The pandemic year has pushed marketers to definitively state whether their brands share their customers’ values. In the CMO Survey, more marketers now say it’s suitable for companies to take a position on politically charged issues, with a nearly 50% increase over the past year, reaching 27.7%. That’s the highest level in survey history. What’s more, 59% of marketers in our survey say they’ve made significant efforts to support or change social issues in the past year. Within active recruitment processes, Dimitri says her firm reports that clients are prioritizing diversity, equity, and inclusion as a core requirement for their hiring processes.
Op den Kamp says the intensifying focus on systemic bias and unequal treatment in companies and institutions has forced CMOs and brands into conversations even if many weren’t ready to have them. Many CMOs spent the year figuring out the right message, voice, and tone for their brands in a rapidly changing social landscape. The most successful CMOs found their authenticity by driving alignment between messaging and actions, both internally and externally.
CMO skills: The road ahead
The shifting contours of marketing priorities to meet social, digital, and political demands have not affected the fundamentals of the old-fashioned job search, recruiters say.
“The most successful marketers are able to tell their own story in a succinct way with real examples, using data,” Op den Kamp says. “Particularly in this environment, people who have examples of leading through ambiguity fare particularly well. They can talk about how they have tossed out their prior playbook and reinvented their approach.”
Op den Kamp predicts data and analytics skills will continue to be top capabilities in the searches Spencer Stuart manages. “I tell marketers that this is a great time to be building a relationship with your chief data officer,” she says. “Or with all the time you’ve saved commuting, it might be a good time to take a class in machine learning so you can understand where the future is going.”
Marketers’ overall economic optimism has surpassed mid-pandemic and pre-pandemic levels, according to the CMO Survey.
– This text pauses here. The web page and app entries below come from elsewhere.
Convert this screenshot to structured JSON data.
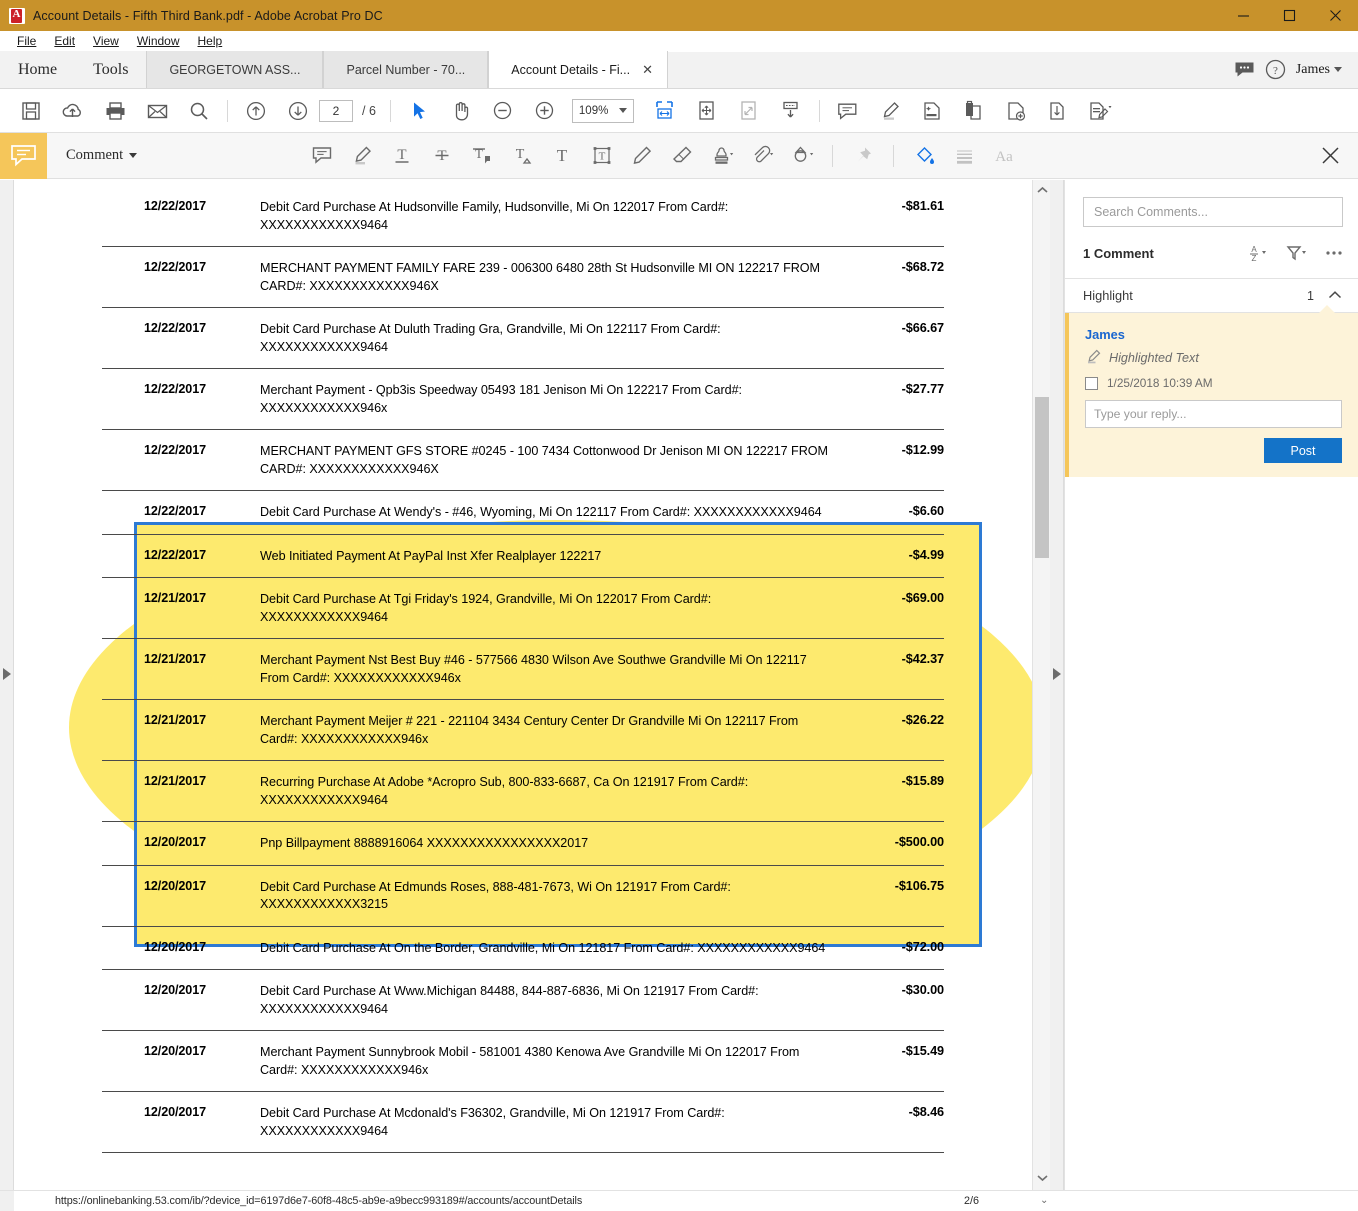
{
  "window": {
    "title": "Account Details - Fifth Third Bank.pdf - Adobe Acrobat Pro DC",
    "app_icon": "adobe-acrobat-icon",
    "minimize": "—",
    "maximize": "□",
    "close": "✕"
  },
  "menubar": {
    "items": [
      "File",
      "Edit",
      "View",
      "Window",
      "Help"
    ]
  },
  "tabstrip": {
    "nav": [
      "Home",
      "Tools"
    ],
    "tabs": [
      {
        "label": "GEORGETOWN ASS...",
        "active": false
      },
      {
        "label": "Parcel Number - 70...",
        "active": false
      },
      {
        "label": "Account Details - Fi...",
        "active": true,
        "close": "✕"
      }
    ],
    "user": "James"
  },
  "toolbar": {
    "page_value": "2",
    "page_total": "/ 6",
    "zoom_value": "109%",
    "icons": [
      "save-icon",
      "upload-cloud-icon",
      "print-icon",
      "email-icon",
      "search-icon",
      "previous-page-icon",
      "next-page-icon",
      "select-cursor-icon",
      "hand-tool-icon",
      "zoom-out-icon",
      "zoom-in-icon",
      "fit-width-icon",
      "pan-page-icon",
      "fit-page-icon",
      "scroll-mode-icon",
      "add-comment-icon",
      "highlight-icon",
      "edit-pdf-icon",
      "export-pdf-icon",
      "create-pdf-icon",
      "combine-files-icon",
      "fill-and-sign-icon"
    ]
  },
  "commentbar": {
    "badge_icon": "comment-balloon-icon",
    "label": "Comment",
    "tools": [
      "sticky-note-icon",
      "highlight-text-icon",
      "underline-text-icon",
      "strikethrough-text-icon",
      "replace-text-icon",
      "insert-text-icon",
      "add-text-icon",
      "text-box-icon",
      "draw-freehand-icon",
      "erase-icon",
      "stamp-icon",
      "attach-file-icon",
      "add-shapes-icon",
      "pin-icon",
      "color-fill-icon",
      "line-thickness-icon",
      "text-properties-icon"
    ],
    "close_icon": "close-icon"
  },
  "comments_panel": {
    "search_placeholder": "Search Comments...",
    "count_label": "1 Comment",
    "sort_icon": "sort-az-icon",
    "filter_icon": "filter-icon",
    "more_icon": "more-options-icon",
    "group": {
      "label": "Highlight",
      "count": "1",
      "collapse_icon": "chevron-up-icon"
    },
    "comment": {
      "author": "James",
      "type_icon": "highlighter-icon",
      "type": "Highlighted Text",
      "timestamp": "1/25/2018  10:39 AM",
      "reply_placeholder": "Type your reply...",
      "post_label": "Post"
    }
  },
  "statusbar": {
    "url": "https://onlinebanking.53.com/ib/?device_id=6197d6e7-60f8-48c5-ab9e-a9becc993189#/accounts/accountDetails",
    "page": "2/6",
    "caret": "⌄"
  },
  "colors": {
    "titlebar": "#c8922b",
    "highlight_yellow": "#fdea6e",
    "selection_blue": "#2d7ad4",
    "accent_blue": "#1473e6",
    "comment_card": "#fdf3d9",
    "comment_accent": "#f5c65a"
  },
  "document": {
    "transactions": [
      {
        "date": "12/22/2017",
        "desc": "Debit Card Purchase At Hudsonville Family, Hudsonville, Mi On 122017 From Card#: XXXXXXXXXXXX9464",
        "amount": "-$81.61"
      },
      {
        "date": "12/22/2017",
        "desc": "MERCHANT PAYMENT FAMILY FARE 239 - 006300 6480 28th St Hudsonville MI ON 122217 FROM CARD#: XXXXXXXXXXXX946X",
        "amount": "-$68.72"
      },
      {
        "date": "12/22/2017",
        "desc": "Debit Card Purchase At Duluth Trading Gra, Grandville, Mi On 122117 From Card#: XXXXXXXXXXXX9464",
        "amount": "-$66.67"
      },
      {
        "date": "12/22/2017",
        "desc": "Merchant Payment - Qpb3is Speedway 05493 181 Jenison Mi On 122217 From Card#: XXXXXXXXXXXX946x",
        "amount": "-$27.77"
      },
      {
        "date": "12/22/2017",
        "desc": "MERCHANT PAYMENT GFS STORE #0245 - 100 7434 Cottonwood Dr Jenison MI ON 122217 FROM CARD#: XXXXXXXXXXXX946X",
        "amount": "-$12.99"
      },
      {
        "date": "12/22/2017",
        "desc": "Debit Card Purchase At Wendy's - #46, Wyoming, Mi On 122117 From Card#: XXXXXXXXXXXX9464",
        "amount": "-$6.60"
      },
      {
        "date": "12/22/2017",
        "desc": "Web Initiated Payment At PayPal Inst Xfer Realplayer 122217",
        "amount": "-$4.99"
      },
      {
        "date": "12/21/2017",
        "desc": "Debit Card Purchase At Tgi Friday's 1924, Grandville, Mi On 122017 From Card#: XXXXXXXXXXXX9464",
        "amount": "-$69.00"
      },
      {
        "date": "12/21/2017",
        "desc": "Merchant Payment Nst Best Buy #46 - 577566 4830 Wilson Ave Southwe Grandville Mi On 122117 From Card#: XXXXXXXXXXXX946x",
        "amount": "-$42.37"
      },
      {
        "date": "12/21/2017",
        "desc": "Merchant Payment Meijer # 221 - 221104 3434 Century Center Dr Grandville Mi On 122117 From Card#: XXXXXXXXXXXX946x",
        "amount": "-$26.22"
      },
      {
        "date": "12/21/2017",
        "desc": "Recurring Purchase At Adobe *Acropro Sub, 800-833-6687, Ca On 121917 From Card#: XXXXXXXXXXXX9464",
        "amount": "-$15.89"
      },
      {
        "date": "12/20/2017",
        "desc": "Pnp Billpayment 8888916064 XXXXXXXXXXXXXXXX2017",
        "amount": "-$500.00"
      },
      {
        "date": "12/20/2017",
        "desc": "Debit Card Purchase At Edmunds Roses, 888-481-7673, Wi On 121917 From Card#: XXXXXXXXXXXX3215",
        "amount": "-$106.75"
      },
      {
        "date": "12/20/2017",
        "desc": "Debit Card Purchase At On the Border, Grandville, Mi On 121817 From Card#: XXXXXXXXXXXX9464",
        "amount": "-$72.00"
      },
      {
        "date": "12/20/2017",
        "desc": "Debit Card Purchase At Www.Michigan 84488, 844-887-6836, Mi On 121917 From Card#: XXXXXXXXXXXX9464",
        "amount": "-$30.00"
      },
      {
        "date": "12/20/2017",
        "desc": "Merchant Payment Sunnybrook Mobil - 581001 4380 Kenowa Ave Grandville Mi On 122017 From Card#: XXXXXXXXXXXX946x",
        "amount": "-$15.49"
      },
      {
        "date": "12/20/2017",
        "desc": "Debit Card Purchase At Mcdonald's F36302, Grandville, Mi On 121917 From Card#: XXXXXXXXXXXX9464",
        "amount": "-$8.46"
      }
    ]
  }
}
Op den Kamp says she’s enthusiastic about the future of the CMO whose passion lies in being a champion for brands.
“There seems to be a lot more demand for brand marketers than we have seen in a long time, across industries,” Op den Kamp says. “My hypothesis is that we have spent all this time in isolation, and companies are really looking to reconnect with consumers. Most often, the way they do that is through a brand, establishing emotional connections.”
Dimitri says that, in addition to proven experience as customer-driven and digital leaders, storytelling skills will still take candidates a long way, while Deutmeyer says those skills will come in handy for the pent-up demand for top talent. In our CMO Survey, 7.6% of respondents planned increases for 2021, compared with a projected a hiring decrease of 3.5% for the year in June 2020.
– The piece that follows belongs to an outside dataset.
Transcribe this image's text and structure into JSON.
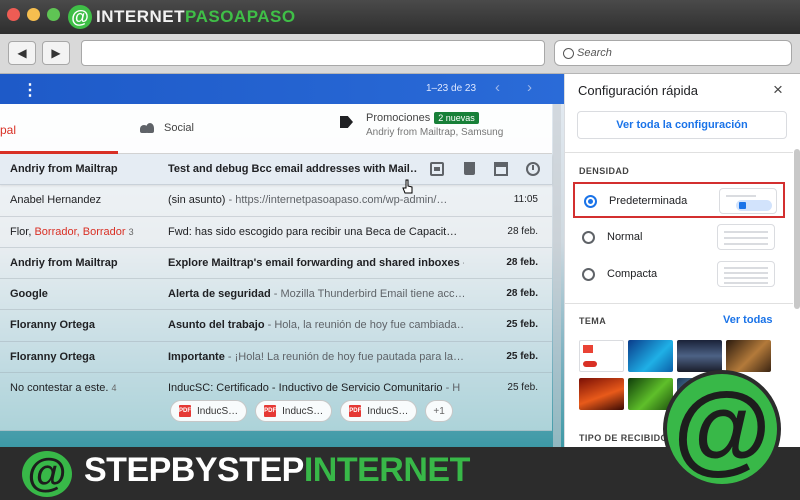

According to Deutmeyer: “There’s a lot of competition for top talent, so clients will need to be decisive, attractive, and swift.”
This article is part of an ongoing series of interviews with marketing executives. The executives’ participation in this article are solely for educational purposes based on their knowledge of the subject, and the views expressed by them are solely their own. This article should not be deemed or construed to be for the purpose of soliciting business for any of the companies mentioned, nor does Deloitte advocate or endorse the services or products provided by these companies.